It’s hard being two genomes all at once, but no one does it better than Shyna Nera Shyna, also known to the world of Silhouette Mirage as the Messenger of Destruction. She was resurrected by the artificial intelligence agent Gehena, who informs Shyna that the world has been divided into two classes of biological entities (Class One, or class RED, as I like to call them—the Silhouettes, and Class Two, or class BLUE, as I like to call them—the Mirages) and that she is the answer to their integration as a whole.
Edo System needs repair, and only your cute little anime girlie girl can blast the way to victory.…
I won’t bore you with any more of the spectacular science fiction plot that, for some reason, comes off as a crooked and a feeble attempt at dynamic storytelling. It is interesting to note, however, that a PlayStation game so overlooked has a genuine attempt at story quality for what is, essentially, a side-scrolling shooter spliced expertly with a beat-them-all-up.
The animation is more than decent, and what shines most is the character design. I think I was on the second level when I realized that whoever created the game was on some major crack. A flying fish that looked like a cross between Nemo clown fish and a baby doll came after me. I mean, this game clearly wasn’t created for the sober of mind.
Remarkably, the most disappointing aspect of this game is its weapon upgrading…Mr. FURRY bunny man—well, I expected more of him. He’s a vendor who offers the Surosa powerups for your gun, and it ends up being a boring offer. Oh, look, you pick up shiny coins while fighting off the bad guys, so now you can buy the next level gun. Honestly, the rest of the game is so creative when it comes to the dynamics of gameplay, why not spend some time integrating significant weapon upgrades as you go?

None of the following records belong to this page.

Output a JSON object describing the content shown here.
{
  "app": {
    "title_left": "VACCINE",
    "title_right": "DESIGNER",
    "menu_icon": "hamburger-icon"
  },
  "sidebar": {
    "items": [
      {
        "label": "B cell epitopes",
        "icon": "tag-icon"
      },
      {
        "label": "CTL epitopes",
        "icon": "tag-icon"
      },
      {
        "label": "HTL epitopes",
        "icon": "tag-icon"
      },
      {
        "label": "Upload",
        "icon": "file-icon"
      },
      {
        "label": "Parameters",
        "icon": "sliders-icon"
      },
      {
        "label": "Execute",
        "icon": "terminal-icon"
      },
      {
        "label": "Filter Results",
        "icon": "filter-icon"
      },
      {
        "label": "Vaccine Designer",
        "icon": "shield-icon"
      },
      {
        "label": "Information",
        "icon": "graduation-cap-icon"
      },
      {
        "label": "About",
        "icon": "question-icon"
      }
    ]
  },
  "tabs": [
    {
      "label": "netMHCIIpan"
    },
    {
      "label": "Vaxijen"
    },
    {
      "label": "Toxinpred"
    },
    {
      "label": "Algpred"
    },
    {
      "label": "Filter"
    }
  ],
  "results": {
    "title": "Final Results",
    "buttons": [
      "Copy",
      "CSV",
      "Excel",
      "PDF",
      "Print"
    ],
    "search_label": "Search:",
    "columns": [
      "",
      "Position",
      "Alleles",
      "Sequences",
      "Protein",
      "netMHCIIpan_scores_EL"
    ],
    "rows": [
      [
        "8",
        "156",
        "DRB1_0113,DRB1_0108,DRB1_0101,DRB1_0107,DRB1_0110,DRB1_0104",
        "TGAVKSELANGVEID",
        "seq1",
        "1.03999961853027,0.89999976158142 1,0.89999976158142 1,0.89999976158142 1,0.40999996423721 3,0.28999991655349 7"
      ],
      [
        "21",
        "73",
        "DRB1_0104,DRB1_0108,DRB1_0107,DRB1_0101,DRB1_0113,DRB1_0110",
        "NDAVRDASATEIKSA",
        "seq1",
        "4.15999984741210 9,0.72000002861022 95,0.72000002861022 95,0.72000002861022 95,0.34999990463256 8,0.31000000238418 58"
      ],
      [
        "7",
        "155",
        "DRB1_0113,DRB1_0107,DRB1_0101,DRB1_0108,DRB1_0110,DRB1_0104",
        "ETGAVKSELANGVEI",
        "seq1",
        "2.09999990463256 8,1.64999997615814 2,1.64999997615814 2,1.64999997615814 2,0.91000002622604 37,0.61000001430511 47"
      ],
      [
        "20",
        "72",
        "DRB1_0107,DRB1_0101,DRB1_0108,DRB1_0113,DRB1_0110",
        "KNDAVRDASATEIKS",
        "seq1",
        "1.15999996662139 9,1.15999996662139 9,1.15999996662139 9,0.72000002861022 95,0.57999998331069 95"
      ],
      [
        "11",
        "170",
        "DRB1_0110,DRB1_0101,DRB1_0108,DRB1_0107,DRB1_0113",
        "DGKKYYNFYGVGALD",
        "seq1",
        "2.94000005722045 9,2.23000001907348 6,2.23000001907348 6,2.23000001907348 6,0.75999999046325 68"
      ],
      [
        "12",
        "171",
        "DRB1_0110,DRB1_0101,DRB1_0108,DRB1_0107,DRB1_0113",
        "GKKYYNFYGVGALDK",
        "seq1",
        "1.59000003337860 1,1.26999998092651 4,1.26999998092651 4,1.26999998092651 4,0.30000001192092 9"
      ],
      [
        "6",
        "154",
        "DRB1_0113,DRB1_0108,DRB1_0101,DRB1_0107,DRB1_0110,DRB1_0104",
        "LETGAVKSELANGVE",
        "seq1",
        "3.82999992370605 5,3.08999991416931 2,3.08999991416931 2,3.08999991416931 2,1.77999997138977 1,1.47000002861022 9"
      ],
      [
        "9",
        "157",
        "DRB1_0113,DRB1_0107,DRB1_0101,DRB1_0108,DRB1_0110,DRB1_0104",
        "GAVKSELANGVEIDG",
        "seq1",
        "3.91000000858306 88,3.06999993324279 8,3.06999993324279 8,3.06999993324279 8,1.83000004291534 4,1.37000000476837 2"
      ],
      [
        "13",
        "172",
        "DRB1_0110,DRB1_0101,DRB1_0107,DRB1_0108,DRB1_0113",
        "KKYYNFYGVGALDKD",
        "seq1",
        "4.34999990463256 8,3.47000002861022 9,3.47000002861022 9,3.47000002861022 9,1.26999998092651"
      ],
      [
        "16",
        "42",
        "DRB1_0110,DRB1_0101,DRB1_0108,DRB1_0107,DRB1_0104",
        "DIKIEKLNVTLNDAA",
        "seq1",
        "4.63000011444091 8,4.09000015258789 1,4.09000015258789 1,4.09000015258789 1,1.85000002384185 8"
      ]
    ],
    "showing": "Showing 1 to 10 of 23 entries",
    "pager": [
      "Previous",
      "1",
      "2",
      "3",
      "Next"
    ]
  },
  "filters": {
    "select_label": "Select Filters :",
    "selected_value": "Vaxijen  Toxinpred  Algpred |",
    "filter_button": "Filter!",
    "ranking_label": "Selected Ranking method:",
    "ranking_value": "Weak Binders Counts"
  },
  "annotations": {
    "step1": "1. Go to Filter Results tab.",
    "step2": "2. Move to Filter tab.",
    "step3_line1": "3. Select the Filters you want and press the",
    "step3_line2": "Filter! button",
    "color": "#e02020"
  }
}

The real challenge of the game lies in your ability to remember that what you’re fighting demands certain terms for destruction. You can’t kill a Silhouette if you have Shyna showing her silhouette side, since she’ll shoot silhouette shots. She shows her red side as she scrolls down the right side of the screen. If she turns around and scrolls left, well, she is now mirage, so she can do plenty of destruction to those pesky silhouettes, who all look like pretty Barbie wannabes. But if mirage characters show up, WELL, you get the picture, don’t you? Red shots kill blues. Blue shots kill reds.
Instead of making the enemies instantly destructible like the improbable physics of most cartoon-like games such as Mega Man, the developers made the enemies slightly tougher, so there are less of them, but it takes more shots to bring them down. This is more in line with a beat-them-up to me, although each enemy doesn’t get anything cheesy like a life above their heads, though I could be wrong.
This game has been known to cause delusions early in the morning. The first environment of the game allows Shyna to dash and climb up improbable curved cliffs, which only reinforces the idea that she is indeed an artificial construct of some sort. Not quite Mega Woman, but clearly she’s taking some notes from the android Kosmos.
The most tension-relieving aspect of this game is grabbing hold of one of your enemies and beating down on it until it turns into a coin. But, alas, minibosses in this universe show up quite a bit. I think within the first level alone there were two or so. They aren’t pushovers, and they are just showing up because your enemy—the Zohar—feels like it, but, considering that you are given nine lives in this game to screw up, I felt like there could have been a little bit more build up than just a few groups of enemies and then a long dialogue session worthy of Power Rangers.
Less talk, more action, I say. This game can’t decide what it is, which is refreshing to a complete weirdo like myself, but, at the same time, I wouldn’t suggest it to anyone who isn’t weird. Now, we all think we are weird, and that’s nice, but if you aren’t weird, don’t play this game. You’ll get a headache, find it boring and slow at points, and not really care that the world is split in twain. But, for us true nerds, it has style and grace like no other anime game for the PlayStation.